Officials with Delaware County's park district are eschewing bright, plastic equipment in favor of sticks, stones and other "messy materials" at new natural play areas at four parks.

Officials with Delaware County's park district are eschewing bright, plastic equipment in favor of sticks, stones and other "messy materials" at new natural play areas at four parks.

Liz Neroni, a naturalist with Preservation Parks of Delaware County, said leaders have sought more ways to get children involved with the county's parks for "quite a while."

"We really just want to get kids outside and in nature and playing," she said.

Natural playgrounds already are installed at Shale Hollow Park, near the border of Liberty and Orange townships off U.S. Route 23, and Char-Mar Ridge Park, off Lewis Center Road in Genoa Township. Additional natural play areas are set to open by June 1 at Deer Haven Park, off Liberty Road south of Delaware, and Emily Traphagen Park off Seldom Seen Road west of Powell.

While some features, such as stone tic-tac-toe boards, may appear at multiple parks, many will be unique to one park.

For instance, Shale Hollow Park's playground has rock gardens and a messy materials area, while Char-Mar Ridge Park boasts a fort and a dirt-digging area.

Neroni said by establishing the playgrounds, Preservation Parks is joining a greater trend.

"Natural play areas are kind of popping up everywhere across the United States," she said.

Neroni said she did not view the play areas as any more dangerous than a typical playground. She said the opportunity to play with pine cones, sticks and stones also gives children a chance to reconnect with nature.

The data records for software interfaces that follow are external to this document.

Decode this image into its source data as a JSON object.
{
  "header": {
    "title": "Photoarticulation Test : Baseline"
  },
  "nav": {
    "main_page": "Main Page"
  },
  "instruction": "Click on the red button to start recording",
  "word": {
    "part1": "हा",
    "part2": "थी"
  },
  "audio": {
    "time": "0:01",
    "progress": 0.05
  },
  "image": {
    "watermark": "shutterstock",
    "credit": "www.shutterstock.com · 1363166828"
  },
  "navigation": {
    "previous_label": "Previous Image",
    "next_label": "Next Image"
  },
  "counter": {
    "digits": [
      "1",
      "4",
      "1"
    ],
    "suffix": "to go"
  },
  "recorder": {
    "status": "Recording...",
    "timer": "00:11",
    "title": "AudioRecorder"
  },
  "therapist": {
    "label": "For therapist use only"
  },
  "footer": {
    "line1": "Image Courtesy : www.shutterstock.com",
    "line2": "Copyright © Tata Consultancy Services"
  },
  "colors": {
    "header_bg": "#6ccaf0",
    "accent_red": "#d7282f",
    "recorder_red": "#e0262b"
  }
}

"The kids need to get dirty," she said. "They need to jump and maybe fall. It's just a part of being a kid."

Sue Hagan, spokeswoman for Preservation Parks, said the district paid about $800 for materials in the four play areas.

Neroni said park staff members constructed the areas in-house, largely with materials found within the parks. Installation efforts began in April.

She said workers have been striving to complete the playgrounds in time for summer.

"Our maintenance guys have been so excited about the project and working really hard to get it done," she said.

Neroni said the public reaction to the two open play areas has been positive so far. She said visitor feedback will play a big role in deciding whether more natural playgrounds will be constructed.

"If this goes well, there has been talk of adding them to other parks," she said.